## PROBLEM TO SOLVE
Copy each line of the data below with the word "lines".

*** DATA TO EXAMINE ***

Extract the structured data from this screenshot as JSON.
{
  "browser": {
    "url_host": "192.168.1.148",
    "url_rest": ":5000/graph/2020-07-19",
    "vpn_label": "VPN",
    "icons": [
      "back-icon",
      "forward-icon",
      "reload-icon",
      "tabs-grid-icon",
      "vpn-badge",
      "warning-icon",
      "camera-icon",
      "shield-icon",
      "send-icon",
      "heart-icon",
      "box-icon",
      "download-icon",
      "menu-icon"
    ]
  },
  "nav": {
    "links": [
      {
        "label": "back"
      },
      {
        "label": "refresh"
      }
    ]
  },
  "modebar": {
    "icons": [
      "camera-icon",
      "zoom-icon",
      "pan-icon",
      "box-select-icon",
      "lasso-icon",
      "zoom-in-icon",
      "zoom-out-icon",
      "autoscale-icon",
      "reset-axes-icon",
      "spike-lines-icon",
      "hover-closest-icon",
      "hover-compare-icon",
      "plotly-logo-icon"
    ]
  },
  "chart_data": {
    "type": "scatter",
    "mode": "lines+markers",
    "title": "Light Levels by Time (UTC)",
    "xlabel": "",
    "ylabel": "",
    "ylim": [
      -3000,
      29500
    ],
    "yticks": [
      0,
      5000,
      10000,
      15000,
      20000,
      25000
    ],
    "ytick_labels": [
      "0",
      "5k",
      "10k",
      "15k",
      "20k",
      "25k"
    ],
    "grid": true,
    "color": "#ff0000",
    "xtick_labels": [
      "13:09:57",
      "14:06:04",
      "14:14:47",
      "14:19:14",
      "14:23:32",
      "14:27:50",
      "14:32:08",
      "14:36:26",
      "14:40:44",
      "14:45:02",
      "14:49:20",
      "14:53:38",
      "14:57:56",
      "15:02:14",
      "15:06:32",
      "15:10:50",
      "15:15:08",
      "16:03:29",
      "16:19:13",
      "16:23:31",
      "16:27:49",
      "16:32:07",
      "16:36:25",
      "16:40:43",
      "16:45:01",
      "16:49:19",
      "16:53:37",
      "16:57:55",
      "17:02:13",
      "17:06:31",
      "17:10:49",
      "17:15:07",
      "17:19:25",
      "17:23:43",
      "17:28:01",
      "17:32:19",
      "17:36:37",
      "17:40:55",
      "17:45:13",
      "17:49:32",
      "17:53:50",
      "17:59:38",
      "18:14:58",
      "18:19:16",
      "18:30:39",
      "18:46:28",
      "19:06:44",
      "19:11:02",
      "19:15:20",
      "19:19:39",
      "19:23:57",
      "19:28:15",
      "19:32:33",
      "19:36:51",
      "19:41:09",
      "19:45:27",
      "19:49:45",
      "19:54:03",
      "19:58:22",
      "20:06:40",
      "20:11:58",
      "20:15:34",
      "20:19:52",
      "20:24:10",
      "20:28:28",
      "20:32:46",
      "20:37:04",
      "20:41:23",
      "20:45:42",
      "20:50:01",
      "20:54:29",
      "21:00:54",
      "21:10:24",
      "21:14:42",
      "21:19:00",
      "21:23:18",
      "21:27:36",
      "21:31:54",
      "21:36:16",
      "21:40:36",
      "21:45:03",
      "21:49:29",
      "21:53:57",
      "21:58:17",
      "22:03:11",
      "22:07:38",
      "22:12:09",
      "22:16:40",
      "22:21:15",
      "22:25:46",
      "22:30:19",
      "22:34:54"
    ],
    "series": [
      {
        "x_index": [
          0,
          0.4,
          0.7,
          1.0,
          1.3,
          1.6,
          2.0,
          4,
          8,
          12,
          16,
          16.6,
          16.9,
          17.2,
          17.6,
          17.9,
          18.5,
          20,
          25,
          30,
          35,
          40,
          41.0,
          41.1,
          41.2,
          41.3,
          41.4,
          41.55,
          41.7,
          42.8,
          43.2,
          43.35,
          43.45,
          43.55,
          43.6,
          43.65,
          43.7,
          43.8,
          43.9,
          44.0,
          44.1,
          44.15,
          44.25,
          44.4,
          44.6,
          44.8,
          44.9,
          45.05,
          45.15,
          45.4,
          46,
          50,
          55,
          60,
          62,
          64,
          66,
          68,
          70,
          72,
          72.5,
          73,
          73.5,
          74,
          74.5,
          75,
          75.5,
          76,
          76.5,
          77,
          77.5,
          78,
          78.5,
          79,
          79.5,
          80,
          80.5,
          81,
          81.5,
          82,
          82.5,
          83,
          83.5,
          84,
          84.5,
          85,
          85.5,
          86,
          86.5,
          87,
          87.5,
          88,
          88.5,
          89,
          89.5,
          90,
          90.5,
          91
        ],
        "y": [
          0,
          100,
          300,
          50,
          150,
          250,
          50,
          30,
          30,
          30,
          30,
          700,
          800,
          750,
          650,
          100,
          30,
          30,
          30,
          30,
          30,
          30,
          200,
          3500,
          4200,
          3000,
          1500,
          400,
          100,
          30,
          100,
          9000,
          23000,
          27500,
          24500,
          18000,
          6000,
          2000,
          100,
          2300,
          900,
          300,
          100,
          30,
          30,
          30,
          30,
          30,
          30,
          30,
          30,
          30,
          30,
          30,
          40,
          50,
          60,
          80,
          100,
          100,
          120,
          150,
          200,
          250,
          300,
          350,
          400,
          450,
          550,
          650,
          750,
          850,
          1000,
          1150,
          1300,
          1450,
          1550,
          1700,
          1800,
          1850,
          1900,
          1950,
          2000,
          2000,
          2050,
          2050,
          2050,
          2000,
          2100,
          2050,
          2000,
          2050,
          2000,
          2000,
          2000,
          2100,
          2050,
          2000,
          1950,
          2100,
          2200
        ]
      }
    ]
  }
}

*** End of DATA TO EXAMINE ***

## COMPLETED EXERCISE
      "spike-lines-icon",
    "mode": "lines+markers",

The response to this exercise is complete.